Towards a cognitive neuroscience of self-awareness
Recall the anterior cingulate cortex’s (ACC) role in meditative states from the last post. This neuroscience article by the above name claims that “self-awareness is a pivotal component of conscious experience. It is correlated with a paralimbic network of medial prefrontal/anterior cingulate and medial parietal/posterior cingulate cortical ‘hubs’ and associated regions. Electromagnetic and transmitter manipulation have demonstrated that the network is not an epiphenomenon but instrumental in generation of self-awareness.”
Concerning meditation and this brain network: “The new understanding of the physiology and pathophysiology of self-awareness outlined in Section 4 may lead to the application of unconventional therapeutical strategies to increase dopaminergic activity and to improve paralimbic interaction. These strategies include relaxation meditation like yoga nidra or mindfulness meditation, which in independent studies have been shown to increase dopaminergic tone and induce growth in paralimbic structures.”

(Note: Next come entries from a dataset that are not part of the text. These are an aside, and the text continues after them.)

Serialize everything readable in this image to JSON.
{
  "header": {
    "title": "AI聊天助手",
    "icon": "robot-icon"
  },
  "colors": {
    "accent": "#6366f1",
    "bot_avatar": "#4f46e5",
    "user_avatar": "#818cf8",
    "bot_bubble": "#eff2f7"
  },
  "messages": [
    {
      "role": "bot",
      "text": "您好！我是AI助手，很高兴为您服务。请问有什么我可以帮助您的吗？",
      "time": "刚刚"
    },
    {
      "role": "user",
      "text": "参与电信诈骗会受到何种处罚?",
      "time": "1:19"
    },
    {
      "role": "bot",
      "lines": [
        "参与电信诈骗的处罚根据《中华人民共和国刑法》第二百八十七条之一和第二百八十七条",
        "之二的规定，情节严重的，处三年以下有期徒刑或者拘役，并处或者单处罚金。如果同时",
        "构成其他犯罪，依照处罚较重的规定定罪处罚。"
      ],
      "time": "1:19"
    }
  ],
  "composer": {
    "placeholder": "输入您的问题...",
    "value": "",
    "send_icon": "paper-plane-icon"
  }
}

It’s interesting and helpful the researchers took care to rule out an epiphenomenal effect. I’m pleased experimental interventions and neuroimagery are revealing more regarding the efficacy of deliberate practices on brain states.